BEGIN Provided data

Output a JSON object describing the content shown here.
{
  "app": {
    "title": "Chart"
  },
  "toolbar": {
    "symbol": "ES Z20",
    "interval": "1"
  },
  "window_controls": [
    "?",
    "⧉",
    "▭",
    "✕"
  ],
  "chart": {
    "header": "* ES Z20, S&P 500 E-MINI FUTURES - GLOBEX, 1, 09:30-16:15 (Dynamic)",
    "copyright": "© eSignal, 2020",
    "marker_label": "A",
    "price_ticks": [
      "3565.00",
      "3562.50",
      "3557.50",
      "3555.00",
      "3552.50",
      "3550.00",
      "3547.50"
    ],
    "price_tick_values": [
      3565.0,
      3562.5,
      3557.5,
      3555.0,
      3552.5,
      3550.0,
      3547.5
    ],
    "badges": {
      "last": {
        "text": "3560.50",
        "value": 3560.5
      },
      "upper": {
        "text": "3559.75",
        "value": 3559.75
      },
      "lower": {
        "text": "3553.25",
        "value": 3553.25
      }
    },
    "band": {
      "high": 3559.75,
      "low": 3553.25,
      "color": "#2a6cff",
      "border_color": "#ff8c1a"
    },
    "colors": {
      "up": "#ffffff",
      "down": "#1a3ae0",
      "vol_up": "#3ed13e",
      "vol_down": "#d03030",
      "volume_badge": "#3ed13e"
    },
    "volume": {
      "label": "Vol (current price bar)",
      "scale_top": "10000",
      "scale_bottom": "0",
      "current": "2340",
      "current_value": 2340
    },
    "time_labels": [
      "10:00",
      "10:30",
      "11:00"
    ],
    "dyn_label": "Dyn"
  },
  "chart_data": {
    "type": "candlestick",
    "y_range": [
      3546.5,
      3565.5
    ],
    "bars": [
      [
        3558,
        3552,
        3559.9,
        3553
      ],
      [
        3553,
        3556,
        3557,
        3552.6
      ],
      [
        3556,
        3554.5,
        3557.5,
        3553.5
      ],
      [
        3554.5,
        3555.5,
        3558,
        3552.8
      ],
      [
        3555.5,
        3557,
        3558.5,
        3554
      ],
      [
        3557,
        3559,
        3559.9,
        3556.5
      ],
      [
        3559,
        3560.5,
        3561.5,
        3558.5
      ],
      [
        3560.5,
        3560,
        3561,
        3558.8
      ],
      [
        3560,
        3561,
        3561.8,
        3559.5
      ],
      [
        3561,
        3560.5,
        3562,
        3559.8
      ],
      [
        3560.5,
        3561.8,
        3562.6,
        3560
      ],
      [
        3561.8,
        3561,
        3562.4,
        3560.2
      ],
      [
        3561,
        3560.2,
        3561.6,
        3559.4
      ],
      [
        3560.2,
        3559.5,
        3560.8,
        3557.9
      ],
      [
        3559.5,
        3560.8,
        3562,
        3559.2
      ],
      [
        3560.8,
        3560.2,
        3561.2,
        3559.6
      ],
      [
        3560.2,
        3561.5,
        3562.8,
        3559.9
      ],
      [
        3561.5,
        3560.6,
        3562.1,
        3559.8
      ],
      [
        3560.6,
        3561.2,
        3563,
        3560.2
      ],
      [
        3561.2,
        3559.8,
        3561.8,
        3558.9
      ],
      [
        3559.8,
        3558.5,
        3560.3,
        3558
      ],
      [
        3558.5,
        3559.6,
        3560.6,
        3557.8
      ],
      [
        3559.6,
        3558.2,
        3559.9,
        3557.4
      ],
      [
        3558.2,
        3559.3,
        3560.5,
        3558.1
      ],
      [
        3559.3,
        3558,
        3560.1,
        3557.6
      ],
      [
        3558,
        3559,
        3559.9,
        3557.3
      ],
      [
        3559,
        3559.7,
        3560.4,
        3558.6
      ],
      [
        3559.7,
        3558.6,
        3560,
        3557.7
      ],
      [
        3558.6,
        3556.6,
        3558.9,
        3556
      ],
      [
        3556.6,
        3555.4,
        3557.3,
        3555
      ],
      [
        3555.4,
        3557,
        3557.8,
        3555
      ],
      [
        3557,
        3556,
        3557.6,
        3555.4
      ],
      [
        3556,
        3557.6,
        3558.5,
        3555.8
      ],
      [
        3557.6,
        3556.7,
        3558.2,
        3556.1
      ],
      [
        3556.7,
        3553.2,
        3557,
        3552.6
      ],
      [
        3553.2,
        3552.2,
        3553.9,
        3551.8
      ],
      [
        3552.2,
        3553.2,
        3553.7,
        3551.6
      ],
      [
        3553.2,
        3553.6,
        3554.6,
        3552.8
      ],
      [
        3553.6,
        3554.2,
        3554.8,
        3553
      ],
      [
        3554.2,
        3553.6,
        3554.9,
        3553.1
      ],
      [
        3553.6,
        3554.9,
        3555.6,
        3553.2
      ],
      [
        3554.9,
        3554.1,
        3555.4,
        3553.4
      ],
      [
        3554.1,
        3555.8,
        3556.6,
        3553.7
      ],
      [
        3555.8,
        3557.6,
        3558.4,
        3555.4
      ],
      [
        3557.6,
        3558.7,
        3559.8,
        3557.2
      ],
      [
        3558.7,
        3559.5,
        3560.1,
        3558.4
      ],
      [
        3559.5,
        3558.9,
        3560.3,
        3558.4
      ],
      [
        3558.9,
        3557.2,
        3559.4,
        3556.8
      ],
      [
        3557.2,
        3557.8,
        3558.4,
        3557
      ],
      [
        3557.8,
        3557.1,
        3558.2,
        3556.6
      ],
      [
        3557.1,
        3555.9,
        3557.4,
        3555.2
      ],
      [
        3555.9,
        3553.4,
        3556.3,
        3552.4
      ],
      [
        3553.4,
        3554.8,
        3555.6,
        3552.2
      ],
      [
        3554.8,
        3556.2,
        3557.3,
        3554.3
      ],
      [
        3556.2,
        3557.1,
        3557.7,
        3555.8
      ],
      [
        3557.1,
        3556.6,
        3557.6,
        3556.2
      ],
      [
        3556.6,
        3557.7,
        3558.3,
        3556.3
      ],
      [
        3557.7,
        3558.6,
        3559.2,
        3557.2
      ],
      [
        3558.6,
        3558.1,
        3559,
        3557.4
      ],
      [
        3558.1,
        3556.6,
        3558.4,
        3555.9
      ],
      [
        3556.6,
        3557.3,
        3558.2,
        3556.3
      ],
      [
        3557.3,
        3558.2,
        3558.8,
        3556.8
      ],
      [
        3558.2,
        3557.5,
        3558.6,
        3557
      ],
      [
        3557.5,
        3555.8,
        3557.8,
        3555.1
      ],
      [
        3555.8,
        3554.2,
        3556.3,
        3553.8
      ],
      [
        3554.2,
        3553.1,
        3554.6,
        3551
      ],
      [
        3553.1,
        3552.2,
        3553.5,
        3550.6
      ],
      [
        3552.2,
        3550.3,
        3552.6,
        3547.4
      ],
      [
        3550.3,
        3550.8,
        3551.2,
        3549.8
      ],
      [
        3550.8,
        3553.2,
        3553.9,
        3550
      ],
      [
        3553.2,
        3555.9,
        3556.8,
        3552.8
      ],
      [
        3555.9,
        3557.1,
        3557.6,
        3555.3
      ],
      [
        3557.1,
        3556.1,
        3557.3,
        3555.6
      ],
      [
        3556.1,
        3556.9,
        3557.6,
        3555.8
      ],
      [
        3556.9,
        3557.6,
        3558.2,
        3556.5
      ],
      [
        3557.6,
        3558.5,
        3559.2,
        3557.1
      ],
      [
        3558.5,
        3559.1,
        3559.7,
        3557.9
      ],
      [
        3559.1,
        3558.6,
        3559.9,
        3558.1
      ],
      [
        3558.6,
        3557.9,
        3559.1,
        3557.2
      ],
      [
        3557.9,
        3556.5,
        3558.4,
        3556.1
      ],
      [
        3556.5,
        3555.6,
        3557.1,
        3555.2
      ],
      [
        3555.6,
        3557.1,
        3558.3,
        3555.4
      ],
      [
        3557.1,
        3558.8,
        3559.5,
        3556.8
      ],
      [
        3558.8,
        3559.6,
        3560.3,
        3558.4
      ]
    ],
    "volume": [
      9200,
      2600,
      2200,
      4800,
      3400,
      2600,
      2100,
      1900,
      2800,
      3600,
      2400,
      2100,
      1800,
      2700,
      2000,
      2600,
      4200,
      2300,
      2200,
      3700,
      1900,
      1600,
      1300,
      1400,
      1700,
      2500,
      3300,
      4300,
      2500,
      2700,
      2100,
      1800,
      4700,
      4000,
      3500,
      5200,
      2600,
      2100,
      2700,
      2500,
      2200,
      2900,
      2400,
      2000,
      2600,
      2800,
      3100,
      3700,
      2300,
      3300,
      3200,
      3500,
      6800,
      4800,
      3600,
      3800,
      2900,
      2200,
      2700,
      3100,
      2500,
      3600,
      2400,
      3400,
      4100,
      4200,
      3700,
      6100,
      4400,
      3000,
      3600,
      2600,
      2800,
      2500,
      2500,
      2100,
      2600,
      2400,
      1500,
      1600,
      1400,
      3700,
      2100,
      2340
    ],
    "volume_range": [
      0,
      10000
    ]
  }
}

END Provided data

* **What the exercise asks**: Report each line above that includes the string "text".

* **Problem solution**:
        "text": "3560.50",
        "text": "3559.75",
        "text": "3553.25",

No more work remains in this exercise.